WORK INSTRUCTION: Read each of the lines below and tally those with "نياز"; the tally is the whole answer.

SUPPLIED INFORMATION START

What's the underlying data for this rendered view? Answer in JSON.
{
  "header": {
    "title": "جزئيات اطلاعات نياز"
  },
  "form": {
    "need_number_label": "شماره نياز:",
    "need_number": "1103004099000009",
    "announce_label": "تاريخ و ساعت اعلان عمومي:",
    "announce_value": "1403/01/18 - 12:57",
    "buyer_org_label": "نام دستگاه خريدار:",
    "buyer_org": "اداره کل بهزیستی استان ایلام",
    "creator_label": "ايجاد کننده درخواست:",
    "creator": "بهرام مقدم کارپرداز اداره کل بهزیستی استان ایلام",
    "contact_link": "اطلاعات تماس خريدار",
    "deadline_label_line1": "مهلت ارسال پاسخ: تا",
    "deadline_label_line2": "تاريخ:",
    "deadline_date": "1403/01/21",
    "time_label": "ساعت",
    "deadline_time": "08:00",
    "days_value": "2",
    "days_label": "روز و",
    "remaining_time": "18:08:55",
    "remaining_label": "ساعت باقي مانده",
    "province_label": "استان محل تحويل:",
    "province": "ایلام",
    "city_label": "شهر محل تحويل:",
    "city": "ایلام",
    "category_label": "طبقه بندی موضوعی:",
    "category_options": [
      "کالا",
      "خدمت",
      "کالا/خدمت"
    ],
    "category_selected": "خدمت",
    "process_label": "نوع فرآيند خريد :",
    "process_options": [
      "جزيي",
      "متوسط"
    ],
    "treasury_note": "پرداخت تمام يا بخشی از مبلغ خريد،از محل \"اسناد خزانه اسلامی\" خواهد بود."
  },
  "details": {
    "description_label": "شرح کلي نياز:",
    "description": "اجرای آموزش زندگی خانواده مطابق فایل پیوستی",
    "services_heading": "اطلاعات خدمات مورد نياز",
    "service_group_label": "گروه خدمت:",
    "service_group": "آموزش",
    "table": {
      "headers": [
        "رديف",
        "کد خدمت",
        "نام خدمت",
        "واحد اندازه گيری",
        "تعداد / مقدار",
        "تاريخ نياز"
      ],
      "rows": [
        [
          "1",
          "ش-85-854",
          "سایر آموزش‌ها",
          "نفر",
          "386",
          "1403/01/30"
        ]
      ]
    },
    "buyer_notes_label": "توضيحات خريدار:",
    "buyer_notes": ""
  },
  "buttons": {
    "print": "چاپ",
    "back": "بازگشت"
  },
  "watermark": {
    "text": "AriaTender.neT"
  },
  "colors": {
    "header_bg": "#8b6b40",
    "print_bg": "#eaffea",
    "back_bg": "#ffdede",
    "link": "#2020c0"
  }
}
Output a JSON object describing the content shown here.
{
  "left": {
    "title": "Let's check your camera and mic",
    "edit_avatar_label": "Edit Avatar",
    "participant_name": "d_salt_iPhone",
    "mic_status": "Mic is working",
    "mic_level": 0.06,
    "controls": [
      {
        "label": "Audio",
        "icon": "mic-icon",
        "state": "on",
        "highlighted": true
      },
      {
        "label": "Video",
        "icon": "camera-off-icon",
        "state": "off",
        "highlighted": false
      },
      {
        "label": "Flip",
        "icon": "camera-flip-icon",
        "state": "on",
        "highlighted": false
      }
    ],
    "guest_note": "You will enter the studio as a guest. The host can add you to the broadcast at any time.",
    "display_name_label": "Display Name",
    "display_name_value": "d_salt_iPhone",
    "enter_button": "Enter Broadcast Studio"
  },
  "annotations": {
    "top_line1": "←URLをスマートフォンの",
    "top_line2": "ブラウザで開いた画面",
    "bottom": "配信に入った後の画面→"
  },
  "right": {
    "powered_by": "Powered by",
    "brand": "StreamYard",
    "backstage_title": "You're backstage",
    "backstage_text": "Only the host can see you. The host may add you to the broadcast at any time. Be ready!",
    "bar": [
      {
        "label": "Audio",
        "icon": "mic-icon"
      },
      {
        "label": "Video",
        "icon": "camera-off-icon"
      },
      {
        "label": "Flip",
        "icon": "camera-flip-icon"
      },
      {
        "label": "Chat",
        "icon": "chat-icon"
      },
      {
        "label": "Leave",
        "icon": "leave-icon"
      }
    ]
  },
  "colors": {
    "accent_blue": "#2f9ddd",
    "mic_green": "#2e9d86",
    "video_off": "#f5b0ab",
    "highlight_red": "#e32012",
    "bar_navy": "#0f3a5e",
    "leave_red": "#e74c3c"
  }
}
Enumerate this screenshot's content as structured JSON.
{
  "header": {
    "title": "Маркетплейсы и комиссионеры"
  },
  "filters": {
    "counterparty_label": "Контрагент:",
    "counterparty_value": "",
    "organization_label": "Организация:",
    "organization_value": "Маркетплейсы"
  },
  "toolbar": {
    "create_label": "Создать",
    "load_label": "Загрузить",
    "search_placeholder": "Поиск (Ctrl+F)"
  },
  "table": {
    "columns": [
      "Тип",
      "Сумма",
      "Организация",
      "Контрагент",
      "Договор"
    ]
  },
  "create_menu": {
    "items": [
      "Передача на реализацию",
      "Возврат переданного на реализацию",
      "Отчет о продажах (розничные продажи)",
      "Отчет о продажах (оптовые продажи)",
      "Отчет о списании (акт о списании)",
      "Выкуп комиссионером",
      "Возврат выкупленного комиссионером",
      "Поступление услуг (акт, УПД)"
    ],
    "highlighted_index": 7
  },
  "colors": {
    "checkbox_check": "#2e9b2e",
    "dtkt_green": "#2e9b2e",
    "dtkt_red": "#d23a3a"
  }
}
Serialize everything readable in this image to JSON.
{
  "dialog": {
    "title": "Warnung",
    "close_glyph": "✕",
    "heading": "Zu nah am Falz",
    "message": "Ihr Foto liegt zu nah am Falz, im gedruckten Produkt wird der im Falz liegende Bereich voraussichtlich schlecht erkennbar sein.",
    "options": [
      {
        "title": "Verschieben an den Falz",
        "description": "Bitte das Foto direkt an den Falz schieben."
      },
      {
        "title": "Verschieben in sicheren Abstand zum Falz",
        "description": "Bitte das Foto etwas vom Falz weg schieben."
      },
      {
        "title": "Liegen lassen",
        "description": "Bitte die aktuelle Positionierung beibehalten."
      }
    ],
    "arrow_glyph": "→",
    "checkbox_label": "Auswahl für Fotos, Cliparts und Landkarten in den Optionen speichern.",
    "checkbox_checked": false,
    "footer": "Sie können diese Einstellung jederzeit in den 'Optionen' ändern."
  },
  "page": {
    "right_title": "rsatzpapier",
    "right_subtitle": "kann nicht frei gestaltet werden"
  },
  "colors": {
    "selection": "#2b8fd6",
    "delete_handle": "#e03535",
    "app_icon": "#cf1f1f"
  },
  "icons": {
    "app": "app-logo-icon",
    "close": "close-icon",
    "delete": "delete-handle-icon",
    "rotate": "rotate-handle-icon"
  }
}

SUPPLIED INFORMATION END

FINAL ANSWER: 5